The three youngest children at first lived in the home of their elder sister, but after her marriage she was unwilling or too poor to keep them in her care.
In November 1887, Tommy was sent to the Heckingham Workhouse. The abysmal conditions of British workhouses and the infamy of the Poor Law were made famous by Charles Dickens in his novels such as Oliver Twist, the story of a workhouse orphan, who eventually finds comfort with his saviour Mr. Brownlaw and finds his dead mother’s long-lost sister after many trials and tribulations.
Hilda and Donald soon followed Tommy into the abominable institution. Amendments to the British Poor Laws in 1850 allowed for the assisted immigration of children. Amazingly, workhouses were not abolished in Britain until after the Second World War.
Sir Reginald happened to be on the board of the Self-Help Emigration Society, which in a supposed act of benevolence sent orphans to a new life in the New World. He convinced the directors to provide Hilda and Tommy with £2 (a value of $10 at the time) worth of clothes each and passage to Canada.
Under the law, immigration of children had to be approved by the Poor Law Board and the children had to give their consent. It is doubtful Tommy and Hilda fought their immigration, but documents indicate the main consent came from their elder sister and brother .
Similar to what Scrooge told the two gentlemen collecting for the poor in A Christmas Carol by Dickens, Beauchamp was doing his part to relieve England of its surplus population.
The society in which he was a director told the Nottingham Evening Post in 1892 that it “has been instrumental in sending large numbers of people to Canada, who, but for its timely assistance, would in all probability have gone to swell the great body of helpless poor in this country.”
From 1869 to the early 1930s, some 100,000 British Home Children were sent to Canada by as many as 50 organizations in the United Kingdom.
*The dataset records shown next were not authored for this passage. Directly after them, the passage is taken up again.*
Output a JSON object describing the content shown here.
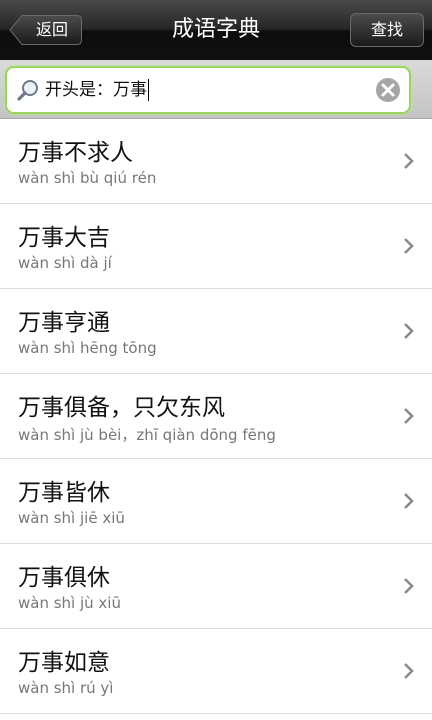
{
  "header": {
    "back_label": "返回",
    "title": "成语字典",
    "find_label": "查找"
  },
  "search": {
    "value": "开头是：万事",
    "icons": [
      "search-icon",
      "clear-icon"
    ],
    "border_color": "#9bd35f"
  },
  "list": {
    "items": [
      {
        "idiom": "万事不求人",
        "pinyin": "wàn  shì  bù  qiú  rén"
      },
      {
        "idiom": "万事大吉",
        "pinyin": "wàn shì dà jí"
      },
      {
        "idiom": "万事亨通",
        "pinyin": "wàn shì hēng tōng"
      },
      {
        "idiom": "万事俱备，只欠东风",
        "pinyin": "wàn shì jù bèi，zhī qiàn dōng fēng"
      },
      {
        "idiom": "万事皆休",
        "pinyin": "wàn  shì  jiē  xiū"
      },
      {
        "idiom": "万事俱休",
        "pinyin": "wàn  shì  jù  xiū"
      },
      {
        "idiom": "万事如意",
        "pinyin": "wàn  shì  rú  yì"
      }
    ],
    "chevron_icon": "chevron-right-icon"
  }
}
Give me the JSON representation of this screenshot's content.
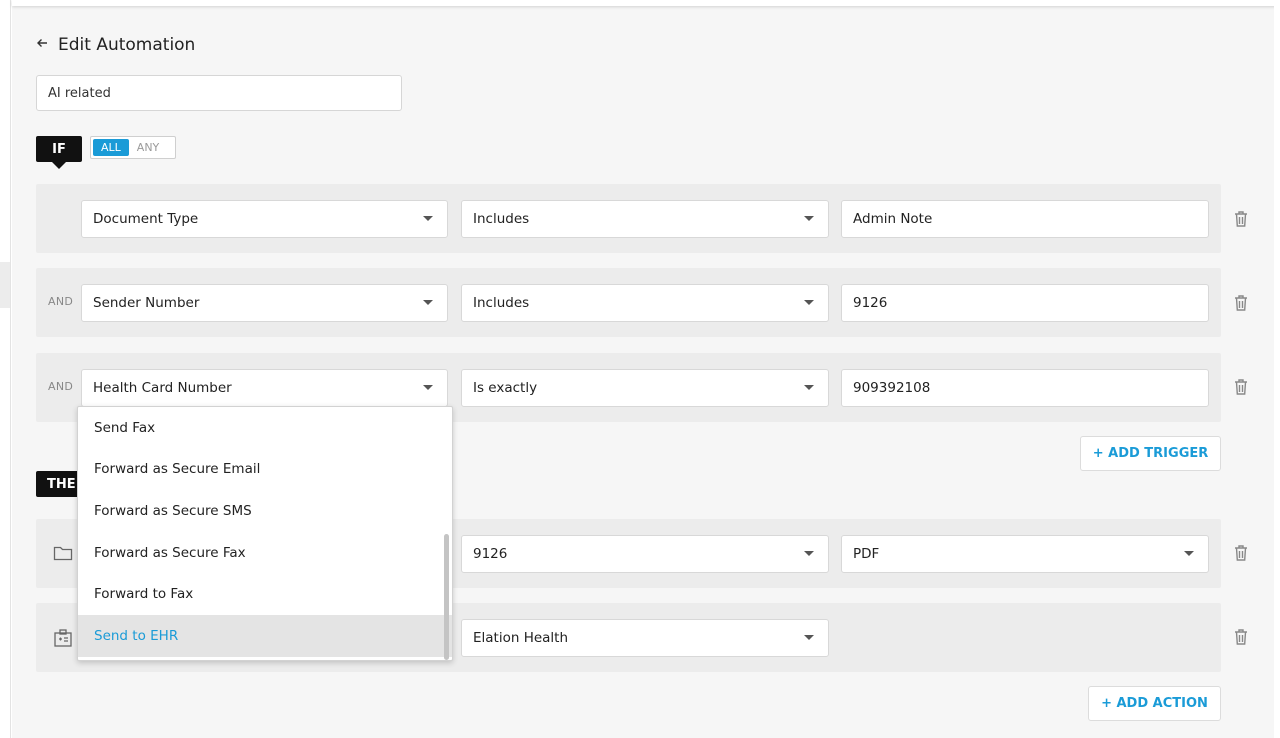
{
  "header": {
    "back_icon": "arrow-left-icon",
    "title": "Edit Automation"
  },
  "automation_name": "AI related",
  "if_section": {
    "badge": "IF",
    "match_options": [
      "ALL",
      "ANY"
    ],
    "selected_match": "ALL",
    "triggers": [
      {
        "connector": "",
        "field": "Document Type",
        "operator": "Includes",
        "value": "Admin Note"
      },
      {
        "connector": "AND",
        "field": "Sender Number",
        "operator": "Includes",
        "value": "9126"
      },
      {
        "connector": "AND",
        "field": "Health Card Number",
        "operator": "Is exactly",
        "value": "909392108"
      }
    ],
    "add_trigger_label": "+ ADD TRIGGER"
  },
  "then_section": {
    "badge": "THE",
    "actions": [
      {
        "icon": "folder-icon",
        "target": "9126",
        "format": "PDF"
      },
      {
        "icon": "medical-record-icon",
        "target": "Elation Health"
      }
    ],
    "add_action_label": "+ ADD ACTION"
  },
  "action_dropdown": {
    "options": [
      "Send Fax",
      "Forward as Secure Email",
      "Forward as Secure SMS",
      "Forward as Secure Fax",
      "Forward to Fax",
      "Send to EHR"
    ],
    "selected": "Send to EHR"
  },
  "colors": {
    "accent": "#1a9bd7",
    "badge": "#111111",
    "row_bg": "#ececec",
    "page_bg": "#f6f6f6"
  }
}
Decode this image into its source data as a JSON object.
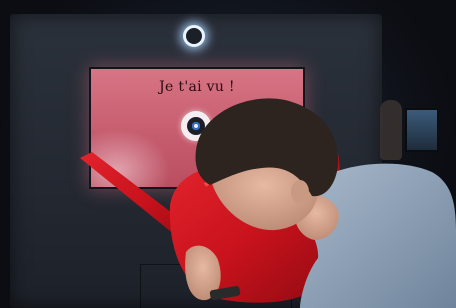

It is estimated there are about four million descendants of British Home Children now living in Canada.
The boys were sent to work as farmhands while the girls became domestic servants commonly called “mother’s helpers” as was the fate of Hilda Blake. They were in effect young “hired hands,” although they are sometimes described as indentured servants.
It would be unfair to say all these children were mistreated as many were regarded as members of the family and treated accordingly, but a large proportion were exploited. In a number of cases, the children were simply seen as a source of cheap labour.
Surprisingly, many of the children were not orphans. Children placed in an organization’s care for free medical treatment, as illegitimate children or by parents unable to provide for them were frequently shipped overseas to the U.S., Australia, New Zealand and Canada. These children were “gone” when their families came to retrieve them. In effect, many children were ripped from family, relatives and friends and placed in the care of strangers in a strange land. And when they arrived in Canada, brothers and sisters were often separated and sent to different regions of the country, although this was not the case for the Blake children.
Dr. Thomas John Barnardo, who founded the largest organization and sent 30,000 children from Britain to Canada, was reported to be not above kidnapping children, changing their name and religion to make them untraceable and sending them to Canada to collect the $2 bounty received for farmhands issued by the Canadian department of agriculture. David Lorenta, who has investigated the court proceedings, said Bernardo called the kidnappings “philanthropic abduction.” During his numerous kidnapping trials, Barnardo said he had every right to remove children from parents he considered harmful to their well-being.
The Barnardo organization spread across Britain and Canada, establishing an office in Winnipeg and a home to train boys in Rivers, Manitoba.
(Next week: part 2)